susiethemoderator:

Lately, feminists like Annie Lennox, bell hooks and Emma Watson have taken issue with Beyoncé’s sexual openness. While trying to discredit Beyoncé as a feminist, they seem to have forgotten one of the most important parts of Chimamanda’s speech in ***Flawless.

"What does a lady dress like, exactly? And who decided what a lady looks like? What bearing should one’s clothing have on one’s identification as a feminist? This is exactly the kind of misogynist policing we’ve fought tooth and claw against for decades, and to level this line of “reasoning” at Beyoncé is not only antifeminist, it is despicable." (x)

We should also note that Black Women are perceived and fetishized as hyper sexual. Which is why mainstream feminists willingly call Miley Cyrus, Iggy Azalea, and Katy Perry revolutionary and in charge of their bodies meanwhile demonizing Rihanna, Nicki Minaj, and Beyonce.

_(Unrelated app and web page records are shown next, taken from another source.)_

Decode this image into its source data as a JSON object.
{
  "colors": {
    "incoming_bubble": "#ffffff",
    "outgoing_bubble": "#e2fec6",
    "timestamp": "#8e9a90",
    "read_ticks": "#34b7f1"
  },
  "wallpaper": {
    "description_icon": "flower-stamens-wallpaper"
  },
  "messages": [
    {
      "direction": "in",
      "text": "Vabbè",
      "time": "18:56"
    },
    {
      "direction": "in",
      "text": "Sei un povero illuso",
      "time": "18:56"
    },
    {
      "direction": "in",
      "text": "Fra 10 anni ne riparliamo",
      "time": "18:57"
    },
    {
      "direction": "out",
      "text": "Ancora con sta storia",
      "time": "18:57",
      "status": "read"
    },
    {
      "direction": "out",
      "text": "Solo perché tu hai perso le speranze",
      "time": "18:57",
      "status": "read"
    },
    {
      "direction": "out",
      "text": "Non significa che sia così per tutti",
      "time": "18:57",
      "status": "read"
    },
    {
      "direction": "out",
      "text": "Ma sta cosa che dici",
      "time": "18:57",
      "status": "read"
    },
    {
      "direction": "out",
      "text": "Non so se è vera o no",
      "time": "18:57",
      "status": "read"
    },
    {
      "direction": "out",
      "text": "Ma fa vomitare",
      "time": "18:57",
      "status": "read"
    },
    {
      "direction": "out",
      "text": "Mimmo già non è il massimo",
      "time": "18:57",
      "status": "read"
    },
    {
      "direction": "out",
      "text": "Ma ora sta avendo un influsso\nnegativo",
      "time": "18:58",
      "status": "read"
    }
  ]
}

“As I was watching [Beyonce’s visual album] I felt very conflicted. I felt her message felt very conflicted in the sense that on the one hand she is putting herself in a category of a feminist, but then the camera, it felt very male, such a male voyeuristic experience of her.”

Not even kind of shocked that Emma Watson said this. I had a feeling she didn’t really get a grip on feminism, and now I know she doesn’t. 

Women can have and celebrate their sexual identities without being objects for men.

Women can have and celebrate their sexual identities without being objects for men.

Women can have and celebrate their sexual identities without being objects for men.

And the fact that all Emma saw in the video was a woman acting/dressing/dancing a certain way to ultimately please a man, proves she has a long damn way to go. She hasn’t even retaught herself how to think and see women.

(Source: thequeenbey, via brokendildo)

— 1 day ago with 31648 notes